Start of Source information

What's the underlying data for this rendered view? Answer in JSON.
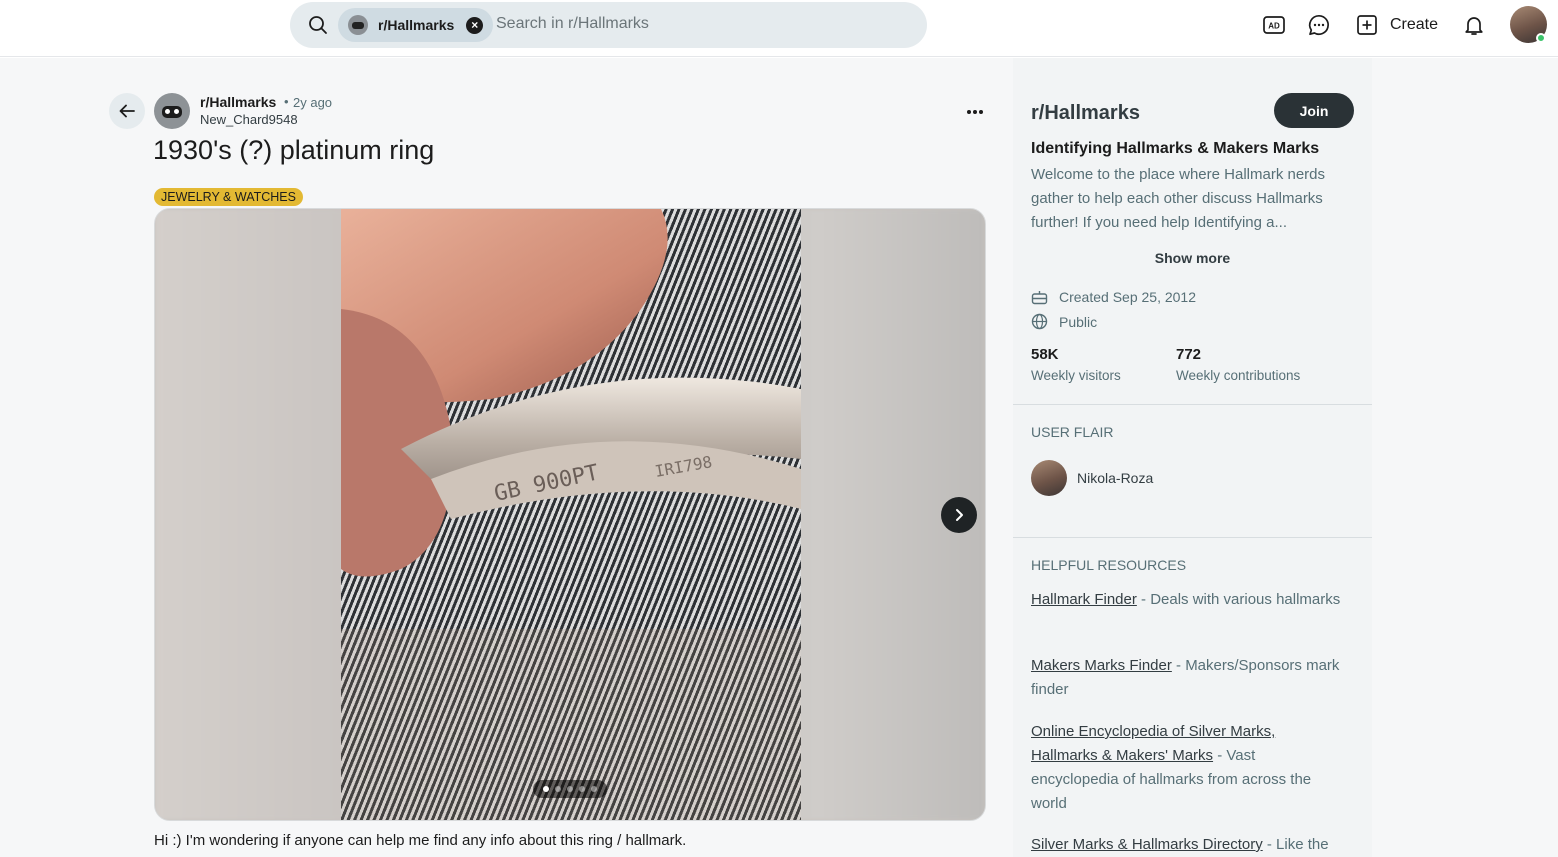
{
  "search": {
    "chip_label": "r/Hallmarks",
    "placeholder": "Search in r/Hallmarks"
  },
  "header": {
    "create_label": "Create"
  },
  "post": {
    "subreddit": "r/Hallmarks",
    "separator": "•",
    "age": "2y ago",
    "author": "New_Chard9548",
    "title": "1930's (?) platinum ring",
    "flair": "JEWELRY & WATCHES",
    "body": "Hi :) I'm wondering if anyone can help me find any info about this ring / hallmark.",
    "gallery": {
      "image_count": 5,
      "current_index": 1,
      "engraving": "GB 900PT IRI"
    }
  },
  "sidebar": {
    "title": "r/Hallmarks",
    "join_label": "Join",
    "headline": "Identifying Hallmarks & Makers Marks",
    "description": "Welcome to the place where Hallmark nerds gather to help each other discuss Hallmarks further! If you need help Identifying a...",
    "show_more": "Show more",
    "created": "Created Sep 25, 2012",
    "visibility": "Public",
    "stats": {
      "visitors_value": "58K",
      "visitors_label": "Weekly visitors",
      "contrib_value": "772",
      "contrib_label": "Weekly contributions"
    },
    "user_flair_heading": "USER FLAIR",
    "user_flair_name": "Nikola-Roza",
    "resources_heading": "HELPFUL RESOURCES",
    "resources": [
      {
        "link": "Hallmark Finder",
        "desc": " - Deals with various hallmarks"
      },
      {
        "link": "Makers Marks Finder",
        "desc": " - Makers/Sponsors mark finder"
      },
      {
        "link": "Online Encyclopedia of Silver Marks, Hallmarks & Makers' Marks",
        "desc": " - Vast encyclopedia of hallmarks from across the world"
      },
      {
        "link": "Silver Marks & Hallmarks Directory",
        "desc": " - Like the"
      }
    ]
  },
  "colors": {
    "flair_bg": "#e3b933",
    "join_bg": "#2a3236",
    "online": "#3cc46b"
  }
}
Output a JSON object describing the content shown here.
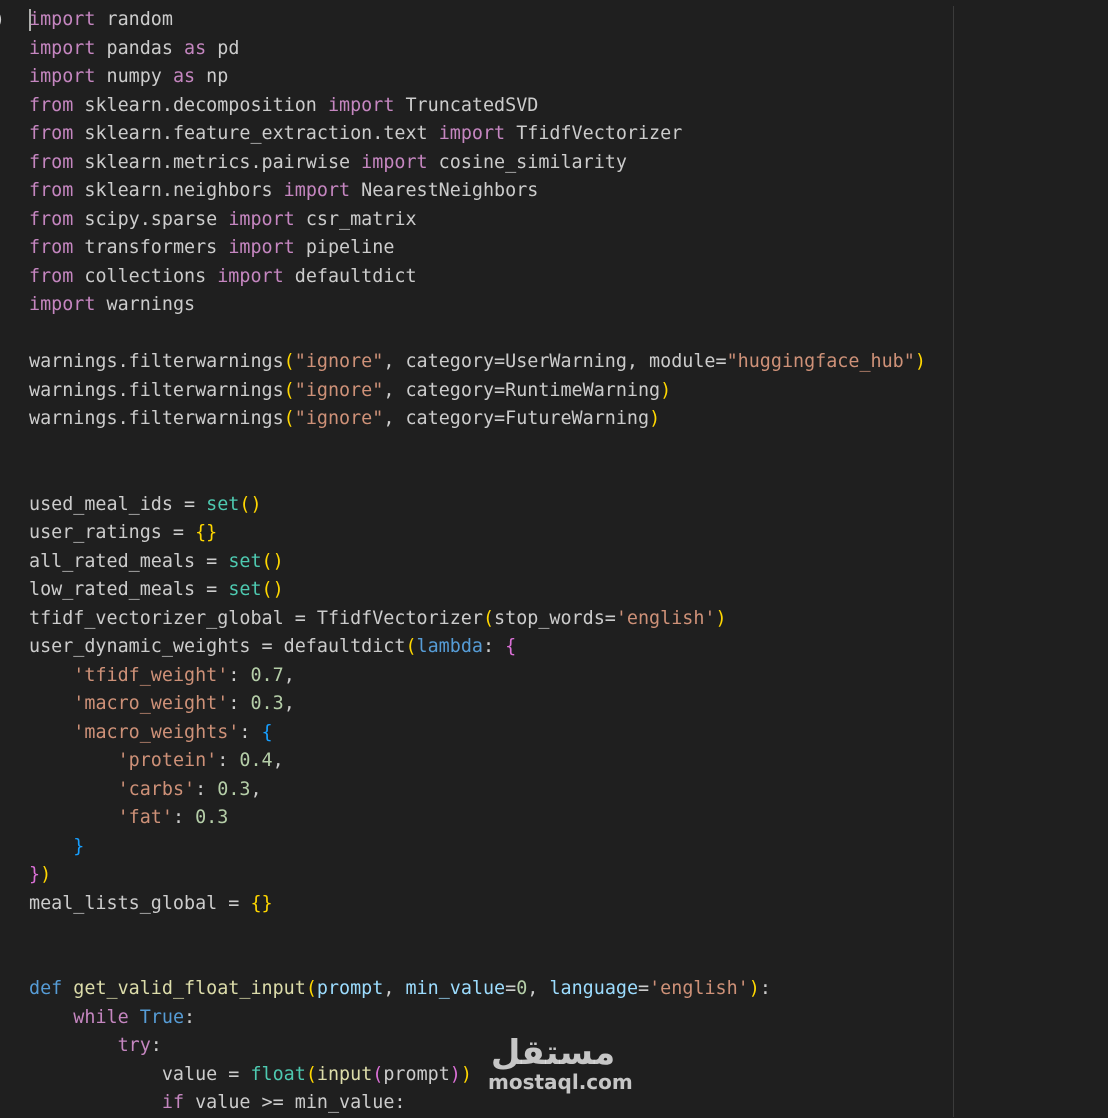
{
  "editor": {
    "language": "python",
    "fold_glyph": ")",
    "colors": {
      "background": "#1f1f1f",
      "keyword_control": "#c586c0",
      "keyword_def": "#569cd6",
      "function": "#dcdcaa",
      "builtin": "#4ec9b0",
      "parameter": "#9cdcfe",
      "string": "#ce9178",
      "number": "#b5cea8",
      "bracket_level1": "#ffd700",
      "bracket_level2": "#da70d6",
      "bracket_level3": "#179fff"
    },
    "lines": [
      [
        [
          "kw",
          "import"
        ],
        [
          "p",
          " random"
        ]
      ],
      [
        [
          "kw",
          "import"
        ],
        [
          "p",
          " pandas "
        ],
        [
          "kw",
          "as"
        ],
        [
          "p",
          " pd"
        ]
      ],
      [
        [
          "kw",
          "import"
        ],
        [
          "p",
          " numpy "
        ],
        [
          "kw",
          "as"
        ],
        [
          "p",
          " np"
        ]
      ],
      [
        [
          "kw",
          "from"
        ],
        [
          "p",
          " sklearn.decomposition "
        ],
        [
          "kw",
          "import"
        ],
        [
          "p",
          " TruncatedSVD"
        ]
      ],
      [
        [
          "kw",
          "from"
        ],
        [
          "p",
          " sklearn.feature_extraction.text "
        ],
        [
          "kw",
          "import"
        ],
        [
          "p",
          " TfidfVectorizer"
        ]
      ],
      [
        [
          "kw",
          "from"
        ],
        [
          "p",
          " sklearn.metrics.pairwise "
        ],
        [
          "kw",
          "import"
        ],
        [
          "p",
          " cosine_similarity"
        ]
      ],
      [
        [
          "kw",
          "from"
        ],
        [
          "p",
          " sklearn.neighbors "
        ],
        [
          "kw",
          "import"
        ],
        [
          "p",
          " NearestNeighbors"
        ]
      ],
      [
        [
          "kw",
          "from"
        ],
        [
          "p",
          " scipy.sparse "
        ],
        [
          "kw",
          "import"
        ],
        [
          "p",
          " csr_matrix"
        ]
      ],
      [
        [
          "kw",
          "from"
        ],
        [
          "p",
          " transformers "
        ],
        [
          "kw",
          "import"
        ],
        [
          "p",
          " pipeline"
        ]
      ],
      [
        [
          "kw",
          "from"
        ],
        [
          "p",
          " collections "
        ],
        [
          "kw",
          "import"
        ],
        [
          "p",
          " defaultdict"
        ]
      ],
      [
        [
          "kw",
          "import"
        ],
        [
          "p",
          " warnings"
        ]
      ],
      [],
      [
        [
          "p",
          "warnings.filterwarnings"
        ],
        [
          "b1",
          "("
        ],
        [
          "str",
          "\"ignore\""
        ],
        [
          "p",
          ", category=UserWarning, module="
        ],
        [
          "str",
          "\"huggingface_hub\""
        ],
        [
          "b1",
          ")"
        ]
      ],
      [
        [
          "p",
          "warnings.filterwarnings"
        ],
        [
          "b1",
          "("
        ],
        [
          "str",
          "\"ignore\""
        ],
        [
          "p",
          ", category=RuntimeWarning"
        ],
        [
          "b1",
          ")"
        ]
      ],
      [
        [
          "p",
          "warnings.filterwarnings"
        ],
        [
          "b1",
          "("
        ],
        [
          "str",
          "\"ignore\""
        ],
        [
          "p",
          ", category=FutureWarning"
        ],
        [
          "b1",
          ")"
        ]
      ],
      [],
      [],
      [
        [
          "p",
          "used_meal_ids = "
        ],
        [
          "bi",
          "set"
        ],
        [
          "b1",
          "()"
        ]
      ],
      [
        [
          "p",
          "user_ratings = "
        ],
        [
          "b1",
          "{}"
        ]
      ],
      [
        [
          "p",
          "all_rated_meals = "
        ],
        [
          "bi",
          "set"
        ],
        [
          "b1",
          "()"
        ]
      ],
      [
        [
          "p",
          "low_rated_meals = "
        ],
        [
          "bi",
          "set"
        ],
        [
          "b1",
          "()"
        ]
      ],
      [
        [
          "p",
          "tfidf_vectorizer_global = TfidfVectorizer"
        ],
        [
          "b1",
          "("
        ],
        [
          "p",
          "stop_words="
        ],
        [
          "str",
          "'english'"
        ],
        [
          "b1",
          ")"
        ]
      ],
      [
        [
          "p",
          "user_dynamic_weights = defaultdict"
        ],
        [
          "b1",
          "("
        ],
        [
          "kwb",
          "lambda"
        ],
        [
          "p",
          ": "
        ],
        [
          "b2",
          "{"
        ]
      ],
      [
        [
          "p",
          "    "
        ],
        [
          "str",
          "'tfidf_weight'"
        ],
        [
          "p",
          ": "
        ],
        [
          "num",
          "0.7"
        ],
        [
          "p",
          ","
        ]
      ],
      [
        [
          "p",
          "    "
        ],
        [
          "str",
          "'macro_weight'"
        ],
        [
          "p",
          ": "
        ],
        [
          "num",
          "0.3"
        ],
        [
          "p",
          ","
        ]
      ],
      [
        [
          "p",
          "    "
        ],
        [
          "str",
          "'macro_weights'"
        ],
        [
          "p",
          ": "
        ],
        [
          "b3",
          "{"
        ]
      ],
      [
        [
          "p",
          "        "
        ],
        [
          "str",
          "'protein'"
        ],
        [
          "p",
          ": "
        ],
        [
          "num",
          "0.4"
        ],
        [
          "p",
          ","
        ]
      ],
      [
        [
          "p",
          "        "
        ],
        [
          "str",
          "'carbs'"
        ],
        [
          "p",
          ": "
        ],
        [
          "num",
          "0.3"
        ],
        [
          "p",
          ","
        ]
      ],
      [
        [
          "p",
          "        "
        ],
        [
          "str",
          "'fat'"
        ],
        [
          "p",
          ": "
        ],
        [
          "num",
          "0.3"
        ]
      ],
      [
        [
          "p",
          "    "
        ],
        [
          "b3",
          "}"
        ]
      ],
      [
        [
          "b2",
          "}"
        ],
        [
          "b1",
          ")"
        ]
      ],
      [
        [
          "p",
          "meal_lists_global = "
        ],
        [
          "b1",
          "{}"
        ]
      ],
      [],
      [],
      [
        [
          "kwb",
          "def"
        ],
        [
          "p",
          " "
        ],
        [
          "fn",
          "get_valid_float_input"
        ],
        [
          "b1",
          "("
        ],
        [
          "param",
          "prompt"
        ],
        [
          "p",
          ", "
        ],
        [
          "param",
          "min_value"
        ],
        [
          "p",
          "="
        ],
        [
          "num",
          "0"
        ],
        [
          "p",
          ", "
        ],
        [
          "param",
          "language"
        ],
        [
          "p",
          "="
        ],
        [
          "str",
          "'english'"
        ],
        [
          "b1",
          ")"
        ],
        [
          "p",
          ":"
        ]
      ],
      [
        [
          "p",
          "    "
        ],
        [
          "kw",
          "while"
        ],
        [
          "p",
          " "
        ],
        [
          "kwb",
          "True"
        ],
        [
          "p",
          ":"
        ]
      ],
      [
        [
          "p",
          "        "
        ],
        [
          "kw",
          "try"
        ],
        [
          "p",
          ":"
        ]
      ],
      [
        [
          "p",
          "            value = "
        ],
        [
          "bi",
          "float"
        ],
        [
          "b1",
          "("
        ],
        [
          "fn",
          "input"
        ],
        [
          "b2",
          "("
        ],
        [
          "p",
          "prompt"
        ],
        [
          "b2",
          ")"
        ],
        [
          "b1",
          ")"
        ]
      ],
      [
        [
          "p",
          "            "
        ],
        [
          "kw",
          "if"
        ],
        [
          "p",
          " value >= min_value:"
        ]
      ]
    ]
  },
  "watermark": {
    "arabic": "مستقل",
    "latin": "mostaql.com"
  }
}
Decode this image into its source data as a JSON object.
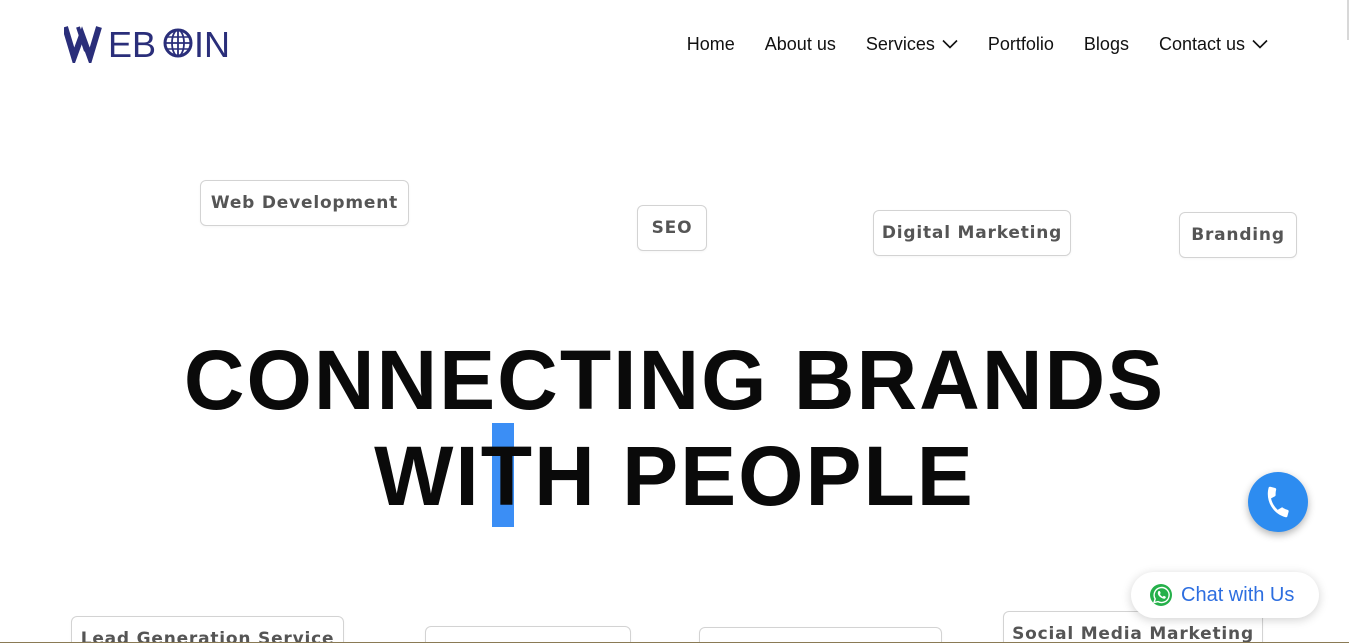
{
  "brand": {
    "logo_text": "WEBOIN",
    "color": "#2a2e7a"
  },
  "nav": {
    "items": [
      {
        "label": "Home",
        "dropdown": false
      },
      {
        "label": "About us",
        "dropdown": false
      },
      {
        "label": "Services",
        "dropdown": true
      },
      {
        "label": "Portfolio",
        "dropdown": false
      },
      {
        "label": "Blogs",
        "dropdown": false
      },
      {
        "label": "Contact us",
        "dropdown": true
      }
    ]
  },
  "tags": {
    "web_development": "Web Development",
    "seo": "SEO",
    "digital_marketing": "Digital Marketing",
    "branding": "Branding",
    "lead_generation": "Lead Generation Service",
    "social_media_marketing": "Social Media Marketing"
  },
  "hero": {
    "line1": "CONNECTING BRANDS",
    "line2": "WITH PEOPLE"
  },
  "floating": {
    "call_icon": "phone-icon",
    "chat_icon": "whatsapp-icon",
    "chat_label": "Chat with Us",
    "accent": "#2d8cf0",
    "whatsapp_color": "#25b04a"
  }
}
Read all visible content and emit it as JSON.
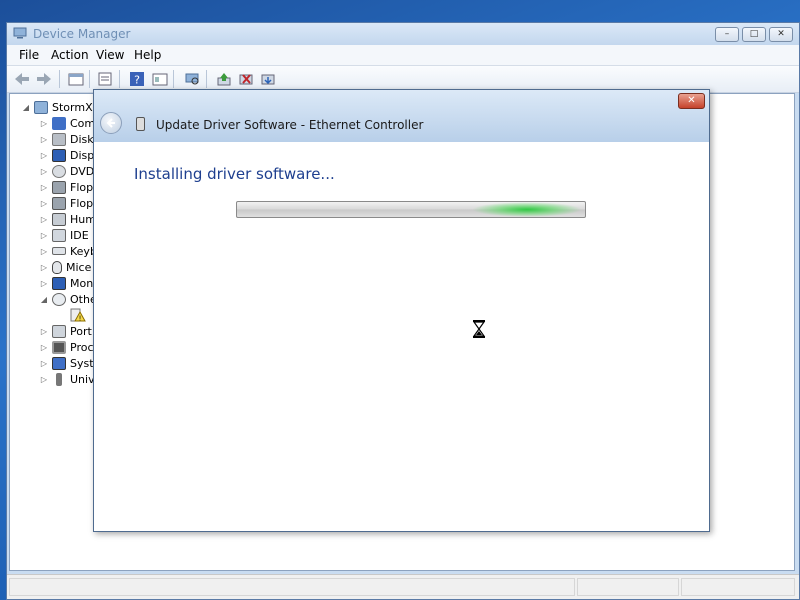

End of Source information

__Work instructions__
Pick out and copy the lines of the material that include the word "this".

__Answer below__
What's the underlying data for this rendered view? Answer in JSON.
    "body": "Hi :) I'm wondering if anyone can help me find any info about this ring / hallmark.",
Decode this image into its source data as a JSON object.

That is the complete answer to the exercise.